SUPPLIED RECORDS =
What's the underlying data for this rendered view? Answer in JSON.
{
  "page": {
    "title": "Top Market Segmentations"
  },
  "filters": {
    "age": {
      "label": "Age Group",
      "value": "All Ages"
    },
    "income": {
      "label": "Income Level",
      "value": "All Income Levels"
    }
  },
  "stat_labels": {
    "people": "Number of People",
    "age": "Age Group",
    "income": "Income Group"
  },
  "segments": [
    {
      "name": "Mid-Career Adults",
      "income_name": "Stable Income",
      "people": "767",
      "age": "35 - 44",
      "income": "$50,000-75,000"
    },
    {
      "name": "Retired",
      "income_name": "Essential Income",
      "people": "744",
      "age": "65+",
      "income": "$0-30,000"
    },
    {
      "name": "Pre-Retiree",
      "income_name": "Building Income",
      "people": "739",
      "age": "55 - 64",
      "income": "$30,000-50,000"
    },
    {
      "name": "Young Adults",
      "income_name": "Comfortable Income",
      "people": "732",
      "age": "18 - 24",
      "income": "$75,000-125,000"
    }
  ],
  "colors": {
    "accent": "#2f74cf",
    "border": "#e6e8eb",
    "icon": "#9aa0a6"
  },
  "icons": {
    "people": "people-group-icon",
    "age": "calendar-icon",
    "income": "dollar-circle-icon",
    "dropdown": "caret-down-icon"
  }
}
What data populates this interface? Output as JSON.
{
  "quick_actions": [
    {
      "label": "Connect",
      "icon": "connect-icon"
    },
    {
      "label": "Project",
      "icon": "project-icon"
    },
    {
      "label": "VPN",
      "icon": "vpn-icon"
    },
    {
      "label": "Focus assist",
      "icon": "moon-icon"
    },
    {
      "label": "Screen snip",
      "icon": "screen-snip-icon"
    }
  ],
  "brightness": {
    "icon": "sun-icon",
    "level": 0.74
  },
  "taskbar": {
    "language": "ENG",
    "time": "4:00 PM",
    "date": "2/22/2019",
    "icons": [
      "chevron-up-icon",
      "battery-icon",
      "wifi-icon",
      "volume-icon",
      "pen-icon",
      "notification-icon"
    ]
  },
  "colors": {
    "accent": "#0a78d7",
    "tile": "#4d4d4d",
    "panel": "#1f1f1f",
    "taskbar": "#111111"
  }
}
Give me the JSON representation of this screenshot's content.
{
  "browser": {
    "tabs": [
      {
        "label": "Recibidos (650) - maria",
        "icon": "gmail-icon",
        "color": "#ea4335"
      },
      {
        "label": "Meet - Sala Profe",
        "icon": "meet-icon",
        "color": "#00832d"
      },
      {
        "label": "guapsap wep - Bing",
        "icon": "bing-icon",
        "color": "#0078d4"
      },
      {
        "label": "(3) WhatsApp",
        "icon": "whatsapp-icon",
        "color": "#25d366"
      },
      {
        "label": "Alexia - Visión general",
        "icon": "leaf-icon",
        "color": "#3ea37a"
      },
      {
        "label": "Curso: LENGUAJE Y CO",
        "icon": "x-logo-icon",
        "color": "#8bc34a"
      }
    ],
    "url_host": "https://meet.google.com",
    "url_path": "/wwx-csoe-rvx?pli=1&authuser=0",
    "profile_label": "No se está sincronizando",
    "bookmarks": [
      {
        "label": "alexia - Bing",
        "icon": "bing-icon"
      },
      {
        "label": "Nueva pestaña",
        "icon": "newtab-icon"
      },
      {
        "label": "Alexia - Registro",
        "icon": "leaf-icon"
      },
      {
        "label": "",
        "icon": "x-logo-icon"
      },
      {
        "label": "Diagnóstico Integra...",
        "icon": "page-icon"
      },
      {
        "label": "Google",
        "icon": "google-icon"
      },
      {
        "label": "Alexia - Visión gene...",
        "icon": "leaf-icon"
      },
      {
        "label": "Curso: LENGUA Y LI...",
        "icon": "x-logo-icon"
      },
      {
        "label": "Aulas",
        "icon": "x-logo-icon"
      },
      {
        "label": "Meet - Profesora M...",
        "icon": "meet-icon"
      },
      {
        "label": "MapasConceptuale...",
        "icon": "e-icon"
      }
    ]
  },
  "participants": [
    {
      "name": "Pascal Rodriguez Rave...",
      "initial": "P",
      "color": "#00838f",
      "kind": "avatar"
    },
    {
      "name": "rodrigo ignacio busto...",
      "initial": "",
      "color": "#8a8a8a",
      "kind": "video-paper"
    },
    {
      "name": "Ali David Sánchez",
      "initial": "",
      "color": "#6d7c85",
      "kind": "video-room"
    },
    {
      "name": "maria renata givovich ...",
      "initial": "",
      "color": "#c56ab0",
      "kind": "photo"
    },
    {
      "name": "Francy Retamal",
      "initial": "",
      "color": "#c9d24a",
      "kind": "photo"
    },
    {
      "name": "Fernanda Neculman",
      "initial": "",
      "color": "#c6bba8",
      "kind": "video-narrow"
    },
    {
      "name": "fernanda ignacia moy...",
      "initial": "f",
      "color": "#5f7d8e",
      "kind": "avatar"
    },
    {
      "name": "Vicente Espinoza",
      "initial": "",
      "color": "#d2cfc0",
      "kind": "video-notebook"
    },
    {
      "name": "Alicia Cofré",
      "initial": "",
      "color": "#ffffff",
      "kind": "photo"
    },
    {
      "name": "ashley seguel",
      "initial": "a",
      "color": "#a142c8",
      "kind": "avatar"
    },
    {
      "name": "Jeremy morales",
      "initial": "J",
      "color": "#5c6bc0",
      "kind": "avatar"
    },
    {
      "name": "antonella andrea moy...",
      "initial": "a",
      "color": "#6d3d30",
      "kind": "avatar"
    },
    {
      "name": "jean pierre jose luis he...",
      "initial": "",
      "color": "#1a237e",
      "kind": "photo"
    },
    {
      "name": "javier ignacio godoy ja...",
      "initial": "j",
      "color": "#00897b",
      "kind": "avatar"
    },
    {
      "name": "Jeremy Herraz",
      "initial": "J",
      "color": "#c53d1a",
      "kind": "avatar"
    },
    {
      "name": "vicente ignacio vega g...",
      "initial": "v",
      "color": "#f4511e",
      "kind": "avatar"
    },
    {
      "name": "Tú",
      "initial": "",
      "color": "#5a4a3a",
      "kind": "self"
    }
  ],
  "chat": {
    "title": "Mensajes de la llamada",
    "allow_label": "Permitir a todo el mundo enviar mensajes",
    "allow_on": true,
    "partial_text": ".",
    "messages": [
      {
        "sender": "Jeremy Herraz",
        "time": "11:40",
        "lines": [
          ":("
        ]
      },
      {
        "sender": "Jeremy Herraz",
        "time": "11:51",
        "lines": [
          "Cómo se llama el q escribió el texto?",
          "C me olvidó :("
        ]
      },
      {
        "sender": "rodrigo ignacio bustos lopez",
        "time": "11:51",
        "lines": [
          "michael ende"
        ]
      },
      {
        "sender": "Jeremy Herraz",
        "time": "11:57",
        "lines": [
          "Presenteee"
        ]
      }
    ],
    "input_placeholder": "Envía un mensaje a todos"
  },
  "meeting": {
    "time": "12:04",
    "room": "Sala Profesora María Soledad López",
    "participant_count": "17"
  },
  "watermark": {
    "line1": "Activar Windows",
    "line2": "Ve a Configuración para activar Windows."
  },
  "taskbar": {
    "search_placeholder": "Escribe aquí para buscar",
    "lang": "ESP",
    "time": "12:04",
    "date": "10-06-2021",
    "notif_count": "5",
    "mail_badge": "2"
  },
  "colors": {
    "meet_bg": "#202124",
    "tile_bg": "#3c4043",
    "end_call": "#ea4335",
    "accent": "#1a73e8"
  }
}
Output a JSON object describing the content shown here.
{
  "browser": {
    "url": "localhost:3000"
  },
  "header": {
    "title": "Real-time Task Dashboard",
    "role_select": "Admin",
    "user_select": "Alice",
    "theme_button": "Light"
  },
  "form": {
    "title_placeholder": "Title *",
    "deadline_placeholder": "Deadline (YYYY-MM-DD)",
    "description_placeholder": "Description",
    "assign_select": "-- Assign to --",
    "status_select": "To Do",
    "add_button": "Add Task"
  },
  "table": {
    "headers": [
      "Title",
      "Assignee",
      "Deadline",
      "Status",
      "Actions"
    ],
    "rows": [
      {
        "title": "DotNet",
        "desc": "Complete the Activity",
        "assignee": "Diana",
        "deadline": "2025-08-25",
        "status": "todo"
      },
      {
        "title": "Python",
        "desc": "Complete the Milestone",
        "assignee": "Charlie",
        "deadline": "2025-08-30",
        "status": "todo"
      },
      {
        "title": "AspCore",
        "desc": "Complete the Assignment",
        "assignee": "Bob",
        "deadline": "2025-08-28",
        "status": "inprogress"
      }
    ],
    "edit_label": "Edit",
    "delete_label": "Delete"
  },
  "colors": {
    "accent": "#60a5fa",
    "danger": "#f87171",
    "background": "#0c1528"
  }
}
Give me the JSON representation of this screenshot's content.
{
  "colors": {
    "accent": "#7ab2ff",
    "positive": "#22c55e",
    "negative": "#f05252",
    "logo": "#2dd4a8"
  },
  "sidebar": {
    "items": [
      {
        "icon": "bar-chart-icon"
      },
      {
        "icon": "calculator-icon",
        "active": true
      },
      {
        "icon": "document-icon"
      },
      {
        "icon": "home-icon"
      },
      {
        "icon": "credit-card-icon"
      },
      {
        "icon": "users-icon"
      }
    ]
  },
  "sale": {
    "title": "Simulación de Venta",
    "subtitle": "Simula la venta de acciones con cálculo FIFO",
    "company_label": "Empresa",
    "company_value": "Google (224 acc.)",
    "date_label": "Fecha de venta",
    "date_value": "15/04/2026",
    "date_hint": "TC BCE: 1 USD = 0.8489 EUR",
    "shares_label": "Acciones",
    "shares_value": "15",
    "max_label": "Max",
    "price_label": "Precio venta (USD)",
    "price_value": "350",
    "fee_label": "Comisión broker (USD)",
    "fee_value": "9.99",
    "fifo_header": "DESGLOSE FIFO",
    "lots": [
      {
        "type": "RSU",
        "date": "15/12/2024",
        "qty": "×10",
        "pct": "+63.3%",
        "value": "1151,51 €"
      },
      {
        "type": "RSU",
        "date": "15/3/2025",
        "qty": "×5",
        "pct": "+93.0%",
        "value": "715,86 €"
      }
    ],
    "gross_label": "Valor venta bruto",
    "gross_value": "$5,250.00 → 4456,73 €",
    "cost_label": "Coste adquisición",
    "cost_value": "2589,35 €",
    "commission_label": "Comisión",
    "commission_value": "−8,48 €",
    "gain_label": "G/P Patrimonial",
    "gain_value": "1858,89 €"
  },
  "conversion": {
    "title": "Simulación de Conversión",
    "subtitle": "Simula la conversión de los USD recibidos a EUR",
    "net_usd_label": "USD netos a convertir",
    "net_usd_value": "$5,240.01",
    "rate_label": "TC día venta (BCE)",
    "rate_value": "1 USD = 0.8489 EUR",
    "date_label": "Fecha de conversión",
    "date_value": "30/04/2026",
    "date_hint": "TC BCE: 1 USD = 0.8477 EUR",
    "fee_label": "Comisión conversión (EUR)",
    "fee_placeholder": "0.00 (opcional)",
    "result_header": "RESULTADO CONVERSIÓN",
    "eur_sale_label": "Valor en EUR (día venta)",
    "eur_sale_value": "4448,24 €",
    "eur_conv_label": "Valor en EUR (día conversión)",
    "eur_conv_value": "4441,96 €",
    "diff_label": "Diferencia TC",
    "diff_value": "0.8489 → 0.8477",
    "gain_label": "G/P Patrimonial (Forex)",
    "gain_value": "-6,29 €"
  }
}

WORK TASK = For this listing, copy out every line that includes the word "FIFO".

PROBLEM SOLUTION =
    "subtitle": "Simula la venta de acciones con cálculo FIFO",
    "fifo_header": "DESGLOSE FIFO",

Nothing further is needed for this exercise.